The Mystery Man is more complicated than Lynch’s prior abstractions — perhaps that is why he describes him as “a hair of an abstraction” rather than a full-fledged idea, or feeling, given form (as with the previous examples we have looked at). He serves several purposes: with his camera he videos reality rather than filtered remembrances (contrary to the preference of the antagonist who likes to ‘remember things my own way’) and creates the anxiety of being watched; with his dialogue he bewilders and disturbs (creating a mood, a sense of something not quite right); with his actions he enables and confronts (questioning Fred ‘s reality at the cabin, or apparently carrying out the murder of Pete’s sexual competitor Mr Eddy): and with his mere presence he challenges our expectations and serves his purpose as literally a creator of mystery within the narrative.
“Abstraction allows man to see with his mind what he cannot see physically with his eyes….Abstract art enables the artist to perceive beyond the tangible, to extract the infinite out of the finite. It is the emancipation of the mind. It is an exploration into unknown areas.” – Arshile Gorky, painter. 
When I first experience a David Lynch film I almost split into two different people (a theme in a lot of his work!). There is a part of me that does just that — experiences the film on a pure level without the complication and rumination of the intellect. The visuals, the sound design — the mood and feeling that these inspire captures me emotionally and in an abstract way deep within — touching on fears and dreams that occupy the unconscious. The other side of me loves to deliberate on the meaning behind the images, the characters, the dialogue. I seek to translate that experience into an understanding — to equate and assign, correlate and concretise. Art can excite all of these approaches — and David Lynch is an artist in the purest sense. His life’s passion is to create — for himself primarily — but to share it with an audience using all the tools he has to hand. Abstractions abound in all of his work — from painting through to movies.
Further into those movies we seem to find more of these abstractions – characters such as The Cowboy (Mulholland Drive), The Woodsman (Twin Peaks: The Return), The Jumping Man (Fire Walk With Me etc), The Blue-Haired Lady (Mulholland Drive), The Man in the Planet (Eraserhead), The Bum (Mulholland Drive) — all Lynch identifiers, characters with no actual, traditional names that intrigue, confound and seemingly exist ‘out there’. They are foreign to the realm of our reality yet a part of it in terms of the senses — of feeling — but also of psychic intuition and narrative drive.
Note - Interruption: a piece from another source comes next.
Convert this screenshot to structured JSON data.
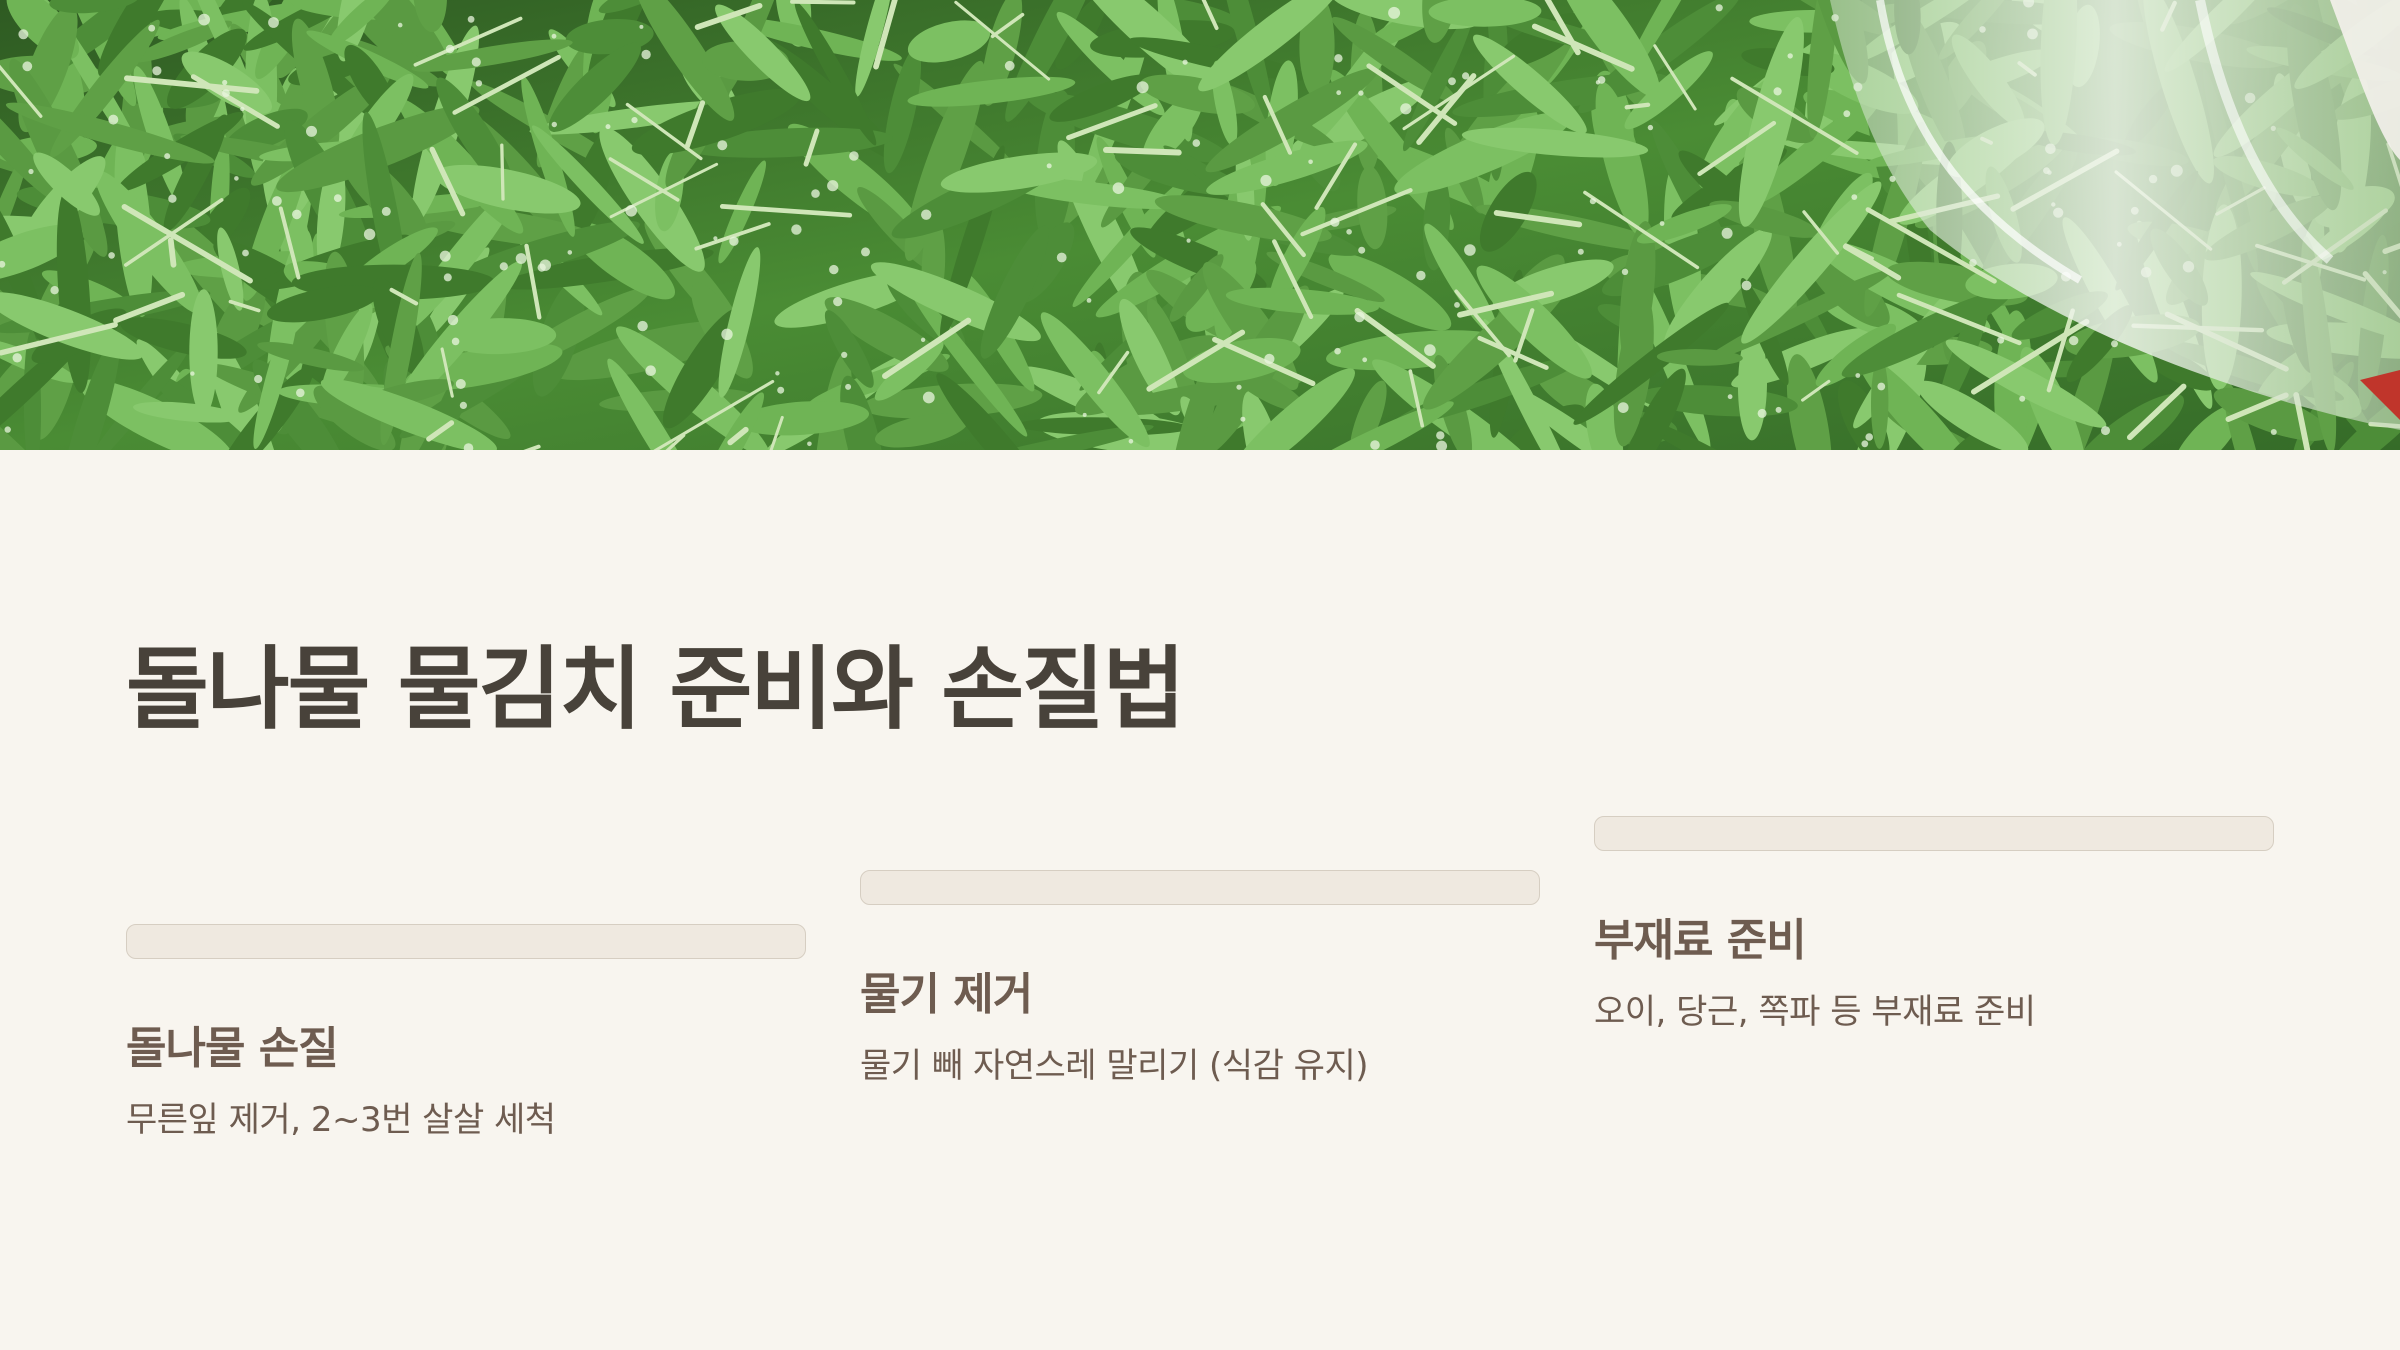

There’s more to them than simply meets the eye too…
But that’s possibly another article.
* I knew of Laura’s murder, but to see it like that undid what I understood of the series’ virtues so far – the grapefruit and little Elvis jokes; the soap opera storylines and the haunting, seemingly random, dreams; the implied and the inferred. I soon adjusted.
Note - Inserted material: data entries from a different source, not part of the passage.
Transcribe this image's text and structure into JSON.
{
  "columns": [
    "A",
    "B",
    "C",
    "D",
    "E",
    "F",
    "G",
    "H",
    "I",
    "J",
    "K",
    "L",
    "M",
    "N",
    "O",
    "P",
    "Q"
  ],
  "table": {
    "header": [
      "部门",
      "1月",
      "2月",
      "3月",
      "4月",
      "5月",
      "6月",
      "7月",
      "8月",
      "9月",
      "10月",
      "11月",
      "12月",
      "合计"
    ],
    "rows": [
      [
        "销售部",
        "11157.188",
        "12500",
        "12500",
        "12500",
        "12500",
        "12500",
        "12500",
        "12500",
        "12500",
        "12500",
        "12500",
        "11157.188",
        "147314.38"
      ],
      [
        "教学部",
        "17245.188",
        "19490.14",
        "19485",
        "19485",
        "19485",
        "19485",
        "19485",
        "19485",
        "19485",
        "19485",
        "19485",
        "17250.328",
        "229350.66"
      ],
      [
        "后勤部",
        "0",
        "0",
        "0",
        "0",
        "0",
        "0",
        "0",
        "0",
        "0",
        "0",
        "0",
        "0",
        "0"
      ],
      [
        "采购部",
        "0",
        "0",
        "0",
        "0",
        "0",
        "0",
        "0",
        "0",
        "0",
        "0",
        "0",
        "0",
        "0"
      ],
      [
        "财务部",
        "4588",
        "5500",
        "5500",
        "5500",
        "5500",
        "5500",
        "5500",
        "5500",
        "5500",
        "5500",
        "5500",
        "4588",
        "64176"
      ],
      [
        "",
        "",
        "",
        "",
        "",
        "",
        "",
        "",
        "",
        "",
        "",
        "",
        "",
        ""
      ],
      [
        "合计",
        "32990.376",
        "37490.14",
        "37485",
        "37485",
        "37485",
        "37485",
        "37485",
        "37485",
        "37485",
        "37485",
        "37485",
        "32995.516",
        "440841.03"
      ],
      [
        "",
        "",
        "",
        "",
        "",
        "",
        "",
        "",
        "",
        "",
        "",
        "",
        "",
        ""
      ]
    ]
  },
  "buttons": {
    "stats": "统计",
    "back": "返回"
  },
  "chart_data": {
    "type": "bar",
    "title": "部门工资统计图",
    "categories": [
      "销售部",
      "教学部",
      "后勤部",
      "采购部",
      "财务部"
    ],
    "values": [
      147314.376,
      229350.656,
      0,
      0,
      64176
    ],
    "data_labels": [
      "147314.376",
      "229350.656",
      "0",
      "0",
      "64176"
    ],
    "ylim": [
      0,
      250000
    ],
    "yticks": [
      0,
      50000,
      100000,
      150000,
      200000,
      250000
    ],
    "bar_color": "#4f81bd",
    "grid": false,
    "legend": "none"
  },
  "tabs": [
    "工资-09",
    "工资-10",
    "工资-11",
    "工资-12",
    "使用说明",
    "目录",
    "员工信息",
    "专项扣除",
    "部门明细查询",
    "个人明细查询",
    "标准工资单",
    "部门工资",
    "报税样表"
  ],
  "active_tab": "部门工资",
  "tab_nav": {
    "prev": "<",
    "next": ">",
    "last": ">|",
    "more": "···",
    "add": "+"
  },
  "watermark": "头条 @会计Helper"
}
 Lynch on Lynch – Chris Rodley, page 178
 Lynch on Lynch – Chris Rodely, page 229
 Lynch on Lynch – Chris Rodley, page 64
 Room To Dream – Kristine McKenna & David Lynch, page 268
 Lynch on Lynch – Chris Rodley, page 66